Some of our learning to “rise up” and live can be transformative.  I knew a woman who at one time who had been abandoned on the streets off a country in South America.  She was five years old and her parents left her on a city corner and never returned for her.  She grew up in an orphanage and later became educated, married, and had a family of her own.  She came to visit us and we went to the Lloyd Center shopping.  Her six-year-old daughter disappeared, wandered off and was lost and found 20 minutes later.  But the mother had flashbacks of being abandoned and later had to receive treatments in the hospital to be able to “rise up” and live again.  I am sure many of us have memories of moments of learning the hard lessons of what it means to breathe and live and “rise up”.

One of my earliest memories of being raised in West Texas was the intense heat.  When I was very young we had no air-conditioning and the heat was often over 100 degrees.  I remember a Latino woman who took care of us as children when my mother worked.  She would put me down for a nap on the bare floor in the heat of the day and I can still remember the coolness of the floor that allowed me to go to sleep and “rise up” to play again.  As I was put on the floor, I can still remember her words, “pobrecito” “poor little one” in Spanish.

Each of us can turn to moments in time when we grew up.  It might have been a decision you made. It might have been a controversy or an argument won or an argument loss.

But something changed because of our learning in a moment of time.  The Latino woman that took care of our family when my mother was working had a son in the Korean War on an aircraft carrier.  She received word one day of his death when a plane crashed on a return flight.  She was grief stricken.  I was only 12 and knew little of what to say or do.  But, I had received a gift at Christmas of a $20 bill and put it at the bottom of her purse knowing she would find it someday and because she was needy I knew she could use it.  I never knew what happened to her in finding my anonymous gift.  I do know that I learned about the need to give beyond ones own self. 

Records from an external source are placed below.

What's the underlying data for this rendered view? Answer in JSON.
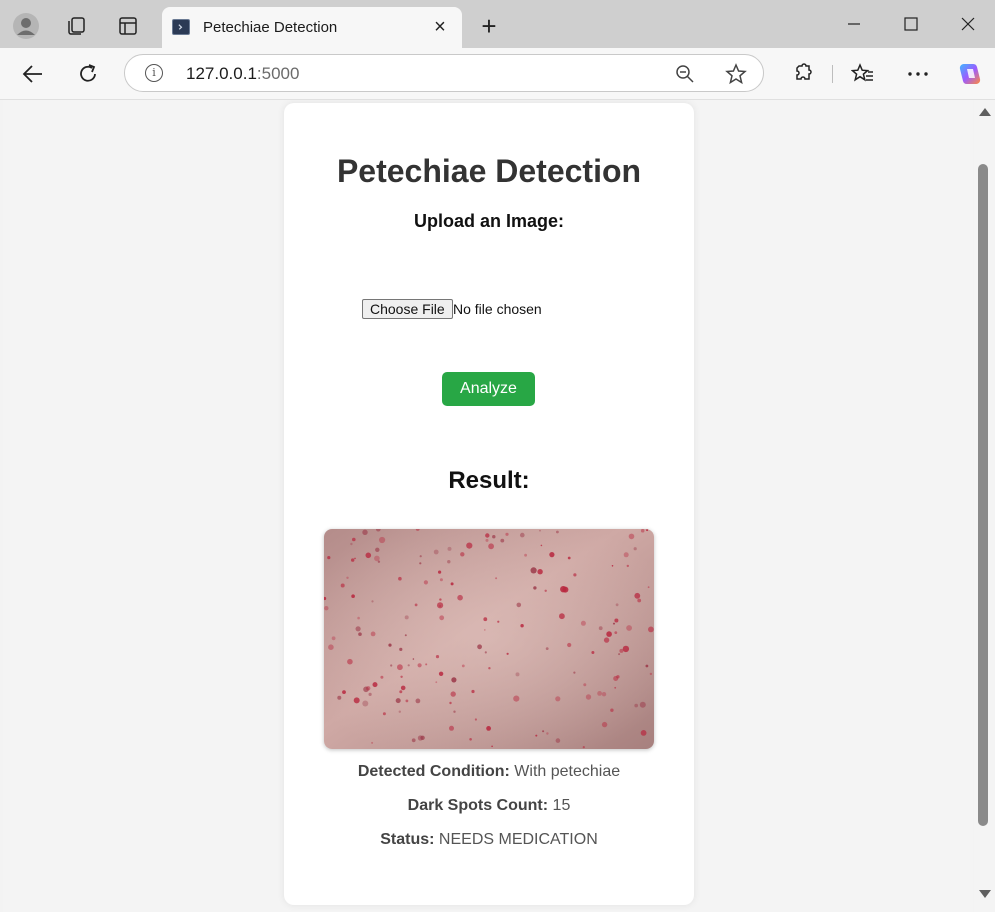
{
  "browser": {
    "tab_title": "Petechiae Detection",
    "tab_close": "×",
    "new_tab": "+",
    "url_host": "127.0.0.1",
    "url_port": ":5000"
  },
  "page": {
    "title": "Petechiae Detection",
    "upload_label": "Upload an Image:",
    "choose_file_button": "Choose File",
    "no_file_text": "No file chosen",
    "analyze_button": "Analyze",
    "result_heading": "Result:",
    "detected_condition_label": "Detected Condition:",
    "detected_condition_value": "With petechiae",
    "dark_spots_label": "Dark Spots Count:",
    "dark_spots_value": "15",
    "status_label": "Status:",
    "status_value": "NEEDS MEDICATION"
  },
  "colors": {
    "analyze_button": "#28a745",
    "skin_base": "#c9a19c",
    "spot": "#b8283f"
  },
  "icons": [
    "profile-icon",
    "workspaces-icon",
    "tab-actions-icon",
    "minimize-icon",
    "maximize-icon",
    "close-window-icon",
    "back-icon",
    "refresh-icon",
    "info-icon",
    "zoom-out-icon",
    "favorite-star-icon",
    "extensions-icon",
    "favorites-icon",
    "more-icon",
    "copilot-icon"
  ]
}
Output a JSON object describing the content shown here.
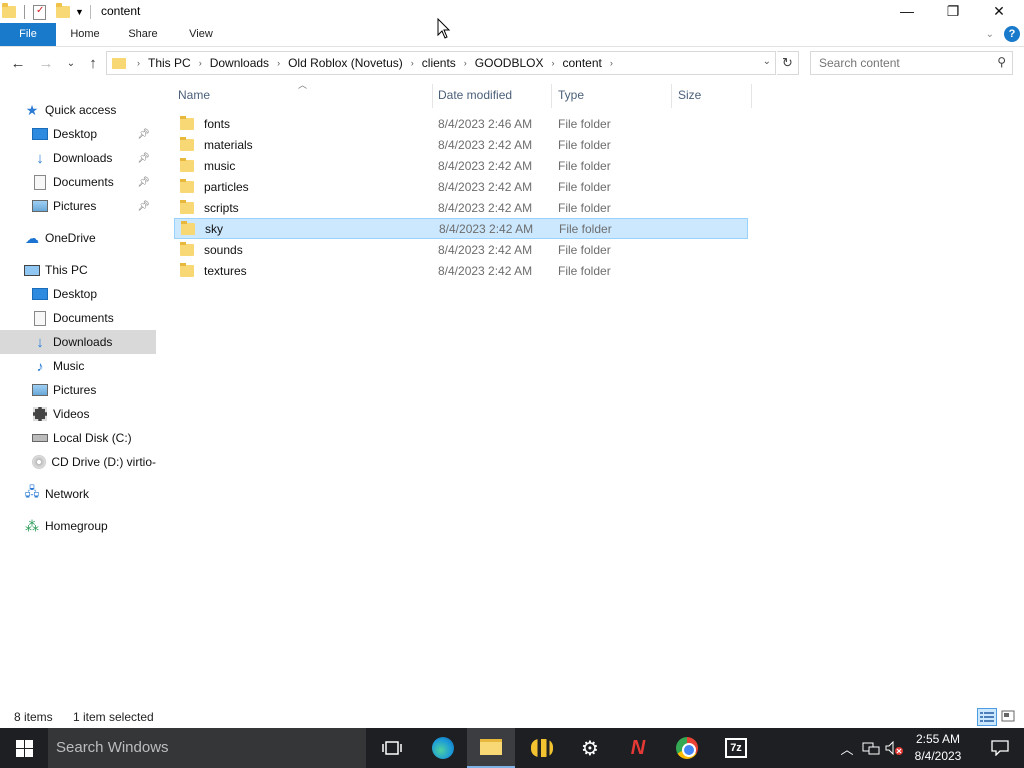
{
  "window": {
    "title": "content",
    "controls": {
      "minimize": "—",
      "maximize": "❐",
      "close": "✕"
    }
  },
  "ribbon": {
    "tabs": [
      "File",
      "Home",
      "Share",
      "View"
    ]
  },
  "address": {
    "crumbs": [
      "This PC",
      "Downloads",
      "Old Roblox (Novetus)",
      "clients",
      "GOODBLOX",
      "content"
    ]
  },
  "search": {
    "placeholder": "Search content"
  },
  "nav": {
    "quick_access": "Quick access",
    "quick_items": [
      "Desktop",
      "Downloads",
      "Documents",
      "Pictures"
    ],
    "onedrive": "OneDrive",
    "this_pc": "This PC",
    "pc_items": [
      "Desktop",
      "Documents",
      "Downloads",
      "Music",
      "Pictures",
      "Videos",
      "Local Disk (C:)",
      "CD Drive (D:) virtio-"
    ],
    "network": "Network",
    "homegroup": "Homegroup"
  },
  "columns": {
    "name": "Name",
    "date": "Date modified",
    "type": "Type",
    "size": "Size"
  },
  "files": [
    {
      "name": "fonts",
      "date": "8/4/2023 2:46 AM",
      "type": "File folder",
      "selected": false
    },
    {
      "name": "materials",
      "date": "8/4/2023 2:42 AM",
      "type": "File folder",
      "selected": false
    },
    {
      "name": "music",
      "date": "8/4/2023 2:42 AM",
      "type": "File folder",
      "selected": false
    },
    {
      "name": "particles",
      "date": "8/4/2023 2:42 AM",
      "type": "File folder",
      "selected": false
    },
    {
      "name": "scripts",
      "date": "8/4/2023 2:42 AM",
      "type": "File folder",
      "selected": false
    },
    {
      "name": "sky",
      "date": "8/4/2023 2:42 AM",
      "type": "File folder",
      "selected": true
    },
    {
      "name": "sounds",
      "date": "8/4/2023 2:42 AM",
      "type": "File folder",
      "selected": false
    },
    {
      "name": "textures",
      "date": "8/4/2023 2:42 AM",
      "type": "File folder",
      "selected": false
    }
  ],
  "status": {
    "count": "8 items",
    "selection": "1 item selected"
  },
  "taskbar": {
    "search_placeholder": "Search Windows",
    "apps": [
      "task-view",
      "edge",
      "file-explorer",
      "bee-app",
      "settings",
      "novetus",
      "chrome",
      "7zip"
    ],
    "clock_time": "2:55 AM",
    "clock_date": "8/4/2023"
  },
  "colors": {
    "accent": "#1979ca",
    "selection_bg": "#cce8ff",
    "selection_border": "#99d1ff",
    "folder": "#f8d775",
    "taskbar": "#1d1f22"
  }
}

When I was ordained here at Grace Memorial in 1968, Elaine and I made a commitment to tithe 10% of our income to the Church and organizations we wanted to support.  We have continued that for the 53 years of my priesthood.  “Rise Up”…life awaits you…what’s next?  How do I affect the future yet to unfold?  “KUMI” rise up.

This story has some bad history for me in my own time in the priesthood.  Forty-five years ago I had a woman in the hospital with a broken hip.  She had a group of faith healers come to her bed in the hospital and read this passage of scripture and they asked her to get out of bed and walk.  They told her she was healed.  She stepped out of bed, fell down and broke her other hip.  The saddest part of the story is that the prayer group blamed her for not having enough faith.  Four of the five doctors in the county were members of my church and were disturbed that religious people were allowed in the hospital to do such things.  Rise up was not the answer for her as the people wanted for her.  Healing needed to take time.

The young woman in the story today had a purpose for living.  We don’t know beyond this story what that purpose was but we can imagine she joined in a long line of people who were able to assist others in their own journey of life.

We are at a new moment of “KUMI” through out this nation and through out the world.  The pandemic is leaving us with many scars that will take time to heal from our isolation, our lack of family ties, our day-to-day routines.

We cannot remember our first breath or the cry we expressed as we came into the world.  But our breathing is life itself and to rise to new moments, to hear “KUMI” “rise up” to receive a new lease on life.  To look at yourself in the mirror and thank God for being here in God’s creation as a servant to others. 

“KUMI” “Rise Up”

Amen